Data in this exercise below:

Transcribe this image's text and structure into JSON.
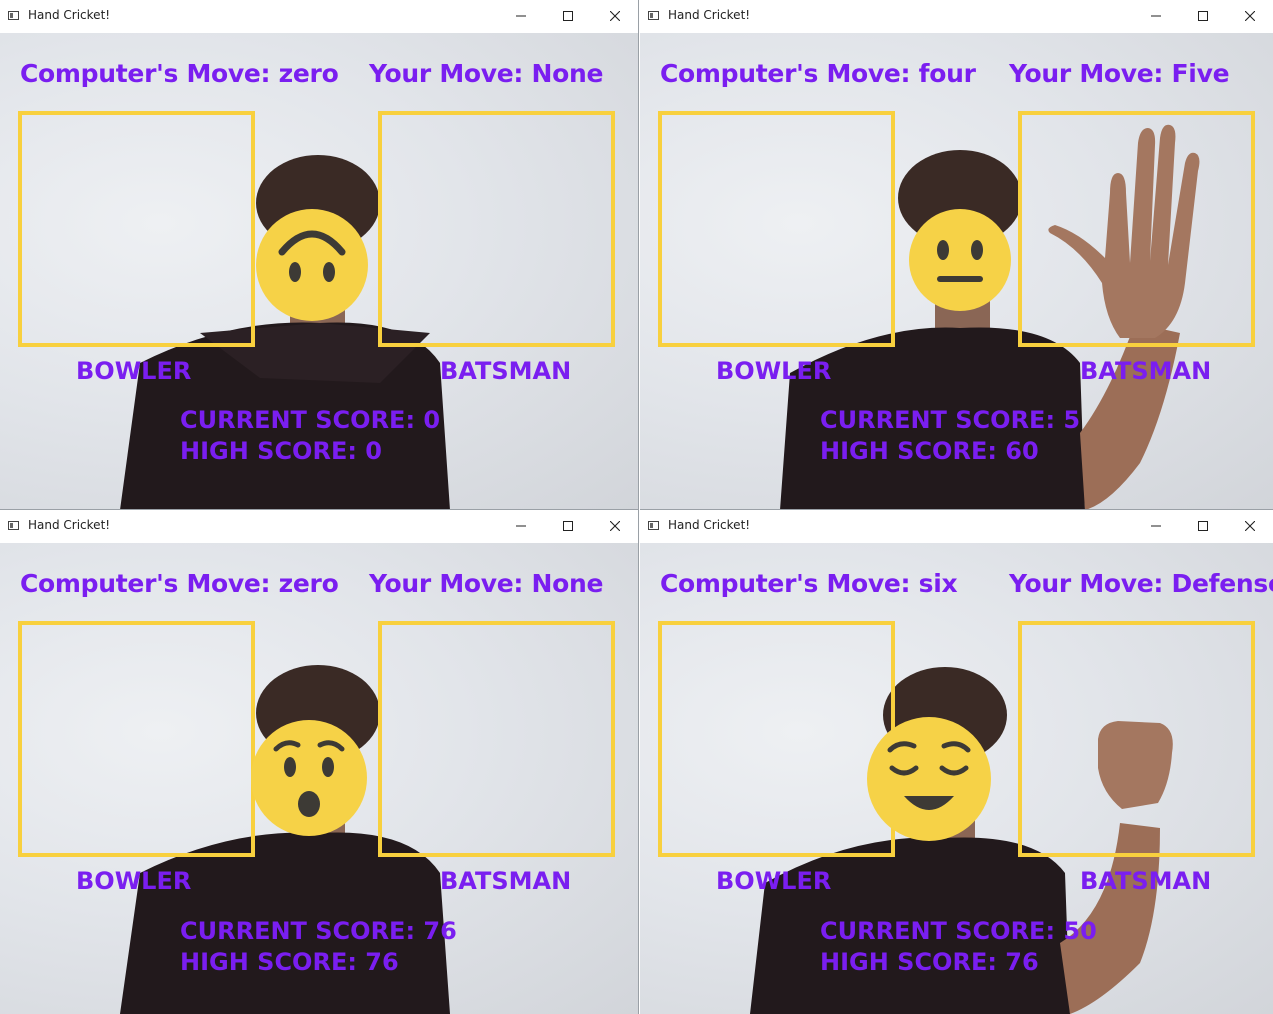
{
  "colors": {
    "hud_text": "#7a1ef0",
    "box_border": "#f8d03e",
    "emoji_face": "#f6d247"
  },
  "windows": [
    {
      "title": "Hand Cricket!",
      "computer_move": "Computer's Move: zero",
      "your_move": "Your Move: None",
      "bowler_label": "BOWLER",
      "batsman_label": "BATSMAN",
      "current_score": "CURRENT SCORE: 0",
      "high_score": "HIGH SCORE: 0",
      "emoji": "upside-down-face-emoji",
      "hand": "none"
    },
    {
      "title": "Hand Cricket!",
      "computer_move": "Computer's Move: four",
      "your_move": "Your Move: Five",
      "bowler_label": "BOWLER",
      "batsman_label": "BATSMAN",
      "current_score": "CURRENT SCORE: 5",
      "high_score": "HIGH SCORE: 60",
      "emoji": "neutral-face-emoji",
      "hand": "open-palm"
    },
    {
      "title": "Hand Cricket!",
      "computer_move": "Computer's Move: zero",
      "your_move": "Your Move: None",
      "bowler_label": "BOWLER",
      "batsman_label": "BATSMAN",
      "current_score": "CURRENT SCORE: 76",
      "high_score": "HIGH SCORE: 76",
      "emoji": "hushed-face-emoji",
      "hand": "none"
    },
    {
      "title": "Hand Cricket!",
      "computer_move": "Computer's Move: six",
      "your_move": "Your Move: Defense",
      "bowler_label": "BOWLER",
      "batsman_label": "BATSMAN",
      "current_score": "CURRENT SCORE: 50",
      "high_score": "HIGH SCORE: 76",
      "emoji": "relieved-face-emoji",
      "hand": "fist"
    }
  ]
}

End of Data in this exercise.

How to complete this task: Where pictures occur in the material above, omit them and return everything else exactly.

Solution for this problem:
Transcribe this image's text and structure into JSON.
{
  "colors": {
    "hud_text": "#7a1ef0",
    "box_border": "#f8d03e",
    "emoji_face": "#f6d247"
  },
  "windows": [
    {
      "title": "Hand Cricket!",
      "computer_move": "Computer's Move: zero",
      "your_move": "Your Move: None",
      "bowler_label": "BOWLER",
      "batsman_label": "BATSMAN",
      "current_score": "CURRENT SCORE: 0",
      "high_score": "HIGH SCORE: 0",
      "emoji": "upside-down-face-emoji",
      "hand": "none"
    },
    {
      "title": "Hand Cricket!",
      "computer_move": "Computer's Move: four",
      "your_move": "Your Move: Five",
      "bowler_label": "BOWLER",
      "batsman_label": "BATSMAN",
      "current_score": "CURRENT SCORE: 5",
      "high_score": "HIGH SCORE: 60",
      "emoji": "neutral-face-emoji",
      "hand": "open-palm"
    },
    {
      "title": "Hand Cricket!",
      "computer_move": "Computer's Move: zero",
      "your_move": "Your Move: None",
      "bowler_label": "BOWLER",
      "batsman_label": "BATSMAN",
      "current_score": "CURRENT SCORE: 76",
      "high_score": "HIGH SCORE: 76",
      "emoji": "hushed-face-emoji",
      "hand": "none"
    },
    {
      "title": "Hand Cricket!",
      "computer_move": "Computer's Move: six",
      "your_move": "Your Move: Defense",
      "bowler_label": "BOWLER",
      "batsman_label": "BATSMAN",
      "current_score": "CURRENT SCORE: 50",
      "high_score": "HIGH SCORE: 76",
      "emoji": "relieved-face-emoji",
      "hand": "fist"
    }
  ]
}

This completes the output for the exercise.